(Dataset rows for apps and sites)
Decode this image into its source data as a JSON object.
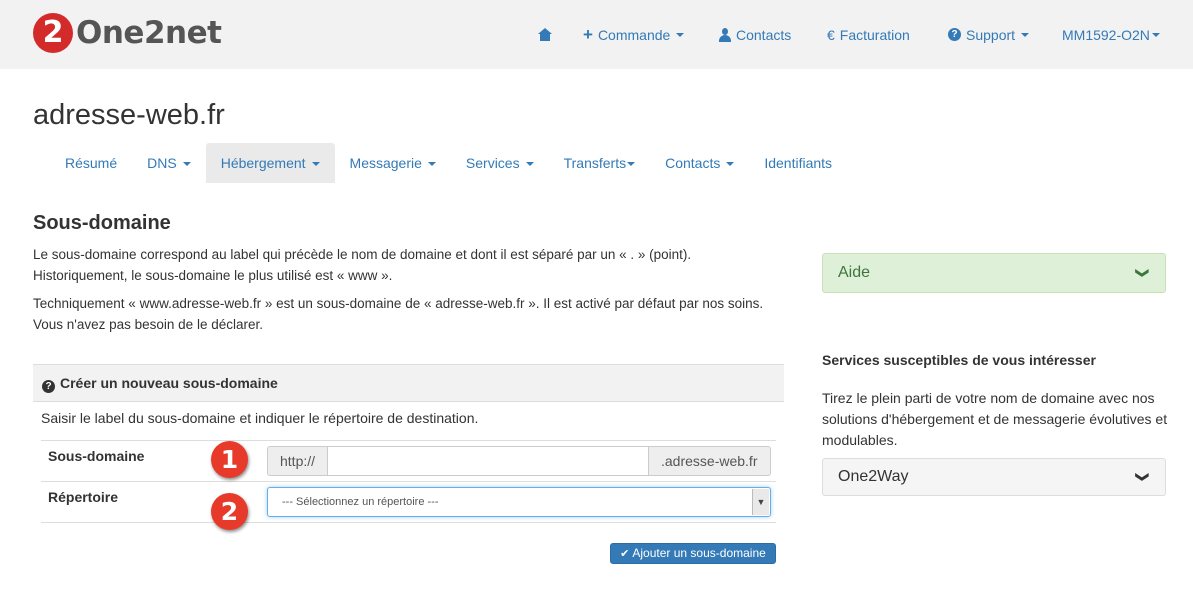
{
  "brand": {
    "logo_text": "One2net",
    "logo_mark": "2"
  },
  "topnav": {
    "home_icon": "home-icon",
    "commande": "Commande",
    "contacts": "Contacts",
    "facturation": "Facturation",
    "facturation_symbol": "€",
    "support": "Support",
    "account": "MM1592-O2N"
  },
  "domain": {
    "title": "adresse-web.fr"
  },
  "tabs": [
    {
      "label": "Résumé"
    },
    {
      "label": "DNS"
    },
    {
      "label": "Hébergement"
    },
    {
      "label": "Messagerie"
    },
    {
      "label": "Services"
    },
    {
      "label": "Transferts"
    },
    {
      "label": "Contacts"
    },
    {
      "label": "Identifiants"
    }
  ],
  "main": {
    "section_title": "Sous-domaine",
    "para1": "Le sous-domaine correspond au label qui précède le nom de domaine et dont il est séparé par un « . » (point). Historiquement, le sous-domaine le plus utilisé est « www ».",
    "para2": "Techniquement « www.adresse-web.fr » est un sous-domaine de « adresse-web.fr ». Il est activé par défaut par nos soins. Vous n'avez pas besoin de le déclarer.",
    "panel_title": "Créer un nouveau sous-domaine",
    "panel_desc": "Saisir le label du sous-domaine et indiquer le répertoire de destination.",
    "subdomain_label": "Sous-domaine",
    "prefix": "http://",
    "suffix": ".adresse-web.fr",
    "subdomain_value": "",
    "directory_label": "Répertoire",
    "directory_selected": "--- Sélectionnez un répertoire ---",
    "badge1": "1",
    "badge2": "2",
    "add_button": "Ajouter un sous-domaine"
  },
  "sidebar": {
    "aide": "Aide",
    "services_title": "Services susceptibles de vous intéresser",
    "services_text": "Tirez le plein parti de votre nom de domaine avec nos solutions d'hébergement et de messagerie évolutives et modulables.",
    "one2way": "One2Way"
  },
  "colors": {
    "link": "#337ab7",
    "aide_bg": "#dff0d8",
    "badge": "#e83a2a"
  }
}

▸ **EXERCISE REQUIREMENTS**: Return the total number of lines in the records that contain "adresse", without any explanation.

▸ **EXERCISE ANSWER**: 3